Pick out the lines below that contain the string "Watershed" and copy them all.

[Website and app data records]
*-*-*

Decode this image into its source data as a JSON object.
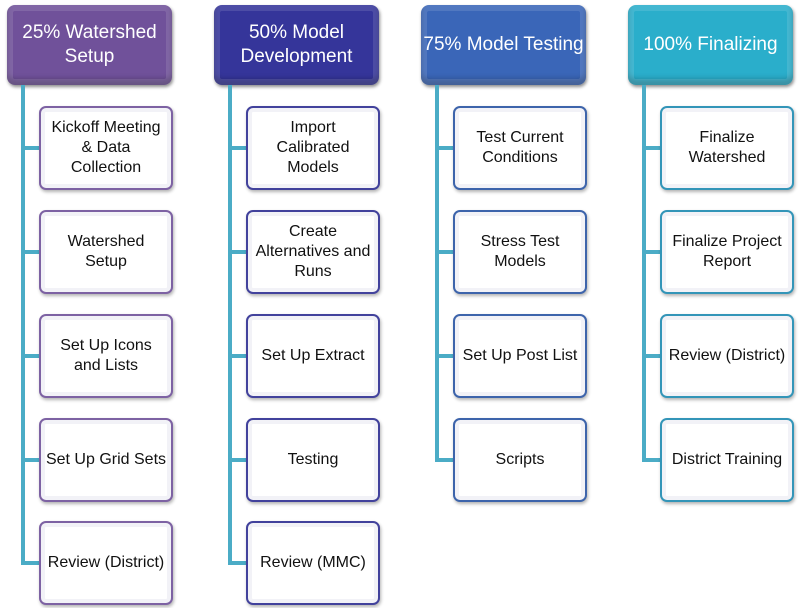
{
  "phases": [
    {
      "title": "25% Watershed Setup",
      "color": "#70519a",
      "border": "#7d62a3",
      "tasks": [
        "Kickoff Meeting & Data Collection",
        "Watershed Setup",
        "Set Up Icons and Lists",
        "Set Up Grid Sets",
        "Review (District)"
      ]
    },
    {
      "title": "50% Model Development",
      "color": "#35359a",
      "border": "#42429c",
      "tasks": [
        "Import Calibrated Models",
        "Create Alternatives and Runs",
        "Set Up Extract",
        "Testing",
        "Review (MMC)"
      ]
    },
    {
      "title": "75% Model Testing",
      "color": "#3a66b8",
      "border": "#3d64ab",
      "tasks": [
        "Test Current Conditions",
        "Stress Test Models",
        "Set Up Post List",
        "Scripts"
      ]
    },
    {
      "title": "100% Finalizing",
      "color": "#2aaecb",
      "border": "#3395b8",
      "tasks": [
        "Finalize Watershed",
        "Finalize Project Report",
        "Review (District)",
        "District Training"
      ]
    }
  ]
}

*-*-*

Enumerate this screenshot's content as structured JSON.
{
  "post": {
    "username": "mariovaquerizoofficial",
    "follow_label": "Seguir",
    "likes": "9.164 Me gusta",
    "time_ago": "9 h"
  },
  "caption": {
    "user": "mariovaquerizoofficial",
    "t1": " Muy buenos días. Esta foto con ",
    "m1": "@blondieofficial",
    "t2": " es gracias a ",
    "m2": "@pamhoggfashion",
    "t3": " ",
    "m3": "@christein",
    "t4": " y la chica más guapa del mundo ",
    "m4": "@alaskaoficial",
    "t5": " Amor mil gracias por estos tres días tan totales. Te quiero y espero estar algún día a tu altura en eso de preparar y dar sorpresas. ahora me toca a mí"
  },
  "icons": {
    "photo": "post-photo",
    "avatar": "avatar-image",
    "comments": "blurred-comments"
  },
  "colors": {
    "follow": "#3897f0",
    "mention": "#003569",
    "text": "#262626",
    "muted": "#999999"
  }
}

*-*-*

ANSWER SECTION =>
      "title": "25% Watershed Setup",
        "Watershed Setup",
        "Finalize Watershed",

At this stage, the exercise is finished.